▶ _INSTRUCTIONS FOR THE TASK_
Where a line in the entries below contains the word "stratégie", count it. Return the total alone.

▶ _MATERIAL TO PROCESS_
□ □ □ □ □ □ □
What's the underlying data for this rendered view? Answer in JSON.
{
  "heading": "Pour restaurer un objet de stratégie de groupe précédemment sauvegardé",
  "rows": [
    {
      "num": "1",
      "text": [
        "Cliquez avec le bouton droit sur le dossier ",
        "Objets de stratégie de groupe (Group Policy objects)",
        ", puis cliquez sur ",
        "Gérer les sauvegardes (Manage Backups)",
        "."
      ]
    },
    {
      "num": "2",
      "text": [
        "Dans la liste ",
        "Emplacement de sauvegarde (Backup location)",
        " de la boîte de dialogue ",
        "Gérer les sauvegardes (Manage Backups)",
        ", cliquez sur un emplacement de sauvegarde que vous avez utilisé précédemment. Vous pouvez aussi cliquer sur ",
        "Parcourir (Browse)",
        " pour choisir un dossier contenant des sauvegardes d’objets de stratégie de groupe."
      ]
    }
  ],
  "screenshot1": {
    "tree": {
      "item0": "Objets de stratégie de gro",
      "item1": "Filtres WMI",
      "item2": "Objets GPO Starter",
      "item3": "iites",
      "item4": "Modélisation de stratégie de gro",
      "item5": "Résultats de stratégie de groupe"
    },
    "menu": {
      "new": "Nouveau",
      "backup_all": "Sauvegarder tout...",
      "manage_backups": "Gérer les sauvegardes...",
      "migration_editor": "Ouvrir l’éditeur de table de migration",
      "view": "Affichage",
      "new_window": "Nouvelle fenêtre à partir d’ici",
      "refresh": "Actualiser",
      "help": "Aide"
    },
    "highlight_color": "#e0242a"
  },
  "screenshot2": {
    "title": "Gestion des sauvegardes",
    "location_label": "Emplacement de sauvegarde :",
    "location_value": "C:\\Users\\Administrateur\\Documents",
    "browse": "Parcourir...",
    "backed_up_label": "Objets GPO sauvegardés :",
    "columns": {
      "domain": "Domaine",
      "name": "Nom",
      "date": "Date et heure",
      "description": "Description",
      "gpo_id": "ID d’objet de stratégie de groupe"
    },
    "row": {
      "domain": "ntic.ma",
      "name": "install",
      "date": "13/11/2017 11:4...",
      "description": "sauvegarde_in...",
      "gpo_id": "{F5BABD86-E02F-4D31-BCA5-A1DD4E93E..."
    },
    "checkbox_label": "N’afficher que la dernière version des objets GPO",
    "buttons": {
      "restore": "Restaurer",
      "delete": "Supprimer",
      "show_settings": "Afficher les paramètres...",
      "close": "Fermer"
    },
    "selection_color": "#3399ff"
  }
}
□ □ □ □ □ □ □
▶ _COMPLETED EXERCISE_
7